■ App and web page records
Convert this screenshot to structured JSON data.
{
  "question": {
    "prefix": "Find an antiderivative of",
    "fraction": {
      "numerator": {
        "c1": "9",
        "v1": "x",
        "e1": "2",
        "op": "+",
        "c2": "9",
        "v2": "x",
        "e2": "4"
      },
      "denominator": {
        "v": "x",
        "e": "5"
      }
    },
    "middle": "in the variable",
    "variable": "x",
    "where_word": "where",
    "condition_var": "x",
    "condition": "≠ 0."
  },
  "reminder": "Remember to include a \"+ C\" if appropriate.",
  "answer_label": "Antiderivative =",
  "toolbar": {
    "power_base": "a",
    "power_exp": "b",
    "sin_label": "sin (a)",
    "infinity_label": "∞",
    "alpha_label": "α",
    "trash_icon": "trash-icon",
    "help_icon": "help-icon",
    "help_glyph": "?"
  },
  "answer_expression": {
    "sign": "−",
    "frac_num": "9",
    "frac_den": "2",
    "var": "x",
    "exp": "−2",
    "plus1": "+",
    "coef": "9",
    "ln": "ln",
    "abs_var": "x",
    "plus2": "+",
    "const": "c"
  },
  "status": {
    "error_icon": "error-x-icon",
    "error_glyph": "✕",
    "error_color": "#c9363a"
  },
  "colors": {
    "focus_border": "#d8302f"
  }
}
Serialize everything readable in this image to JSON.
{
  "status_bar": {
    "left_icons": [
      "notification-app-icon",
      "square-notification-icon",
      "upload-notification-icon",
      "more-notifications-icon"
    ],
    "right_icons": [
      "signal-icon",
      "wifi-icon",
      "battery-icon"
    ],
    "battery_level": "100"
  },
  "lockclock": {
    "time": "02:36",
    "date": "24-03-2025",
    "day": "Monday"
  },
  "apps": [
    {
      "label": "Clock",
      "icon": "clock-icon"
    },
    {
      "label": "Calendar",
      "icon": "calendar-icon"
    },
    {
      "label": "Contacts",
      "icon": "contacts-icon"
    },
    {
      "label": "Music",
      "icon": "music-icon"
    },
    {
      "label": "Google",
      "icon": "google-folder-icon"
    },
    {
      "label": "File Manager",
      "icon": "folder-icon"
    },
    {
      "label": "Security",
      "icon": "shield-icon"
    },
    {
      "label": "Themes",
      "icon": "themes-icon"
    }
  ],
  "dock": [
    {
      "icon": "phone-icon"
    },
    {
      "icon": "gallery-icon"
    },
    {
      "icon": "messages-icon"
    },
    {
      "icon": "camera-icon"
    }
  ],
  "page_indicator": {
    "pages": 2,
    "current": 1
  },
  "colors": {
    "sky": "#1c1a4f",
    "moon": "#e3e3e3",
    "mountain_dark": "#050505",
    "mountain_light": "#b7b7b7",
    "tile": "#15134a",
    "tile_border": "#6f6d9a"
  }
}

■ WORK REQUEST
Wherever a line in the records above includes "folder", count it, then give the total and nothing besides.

■ RESULT
2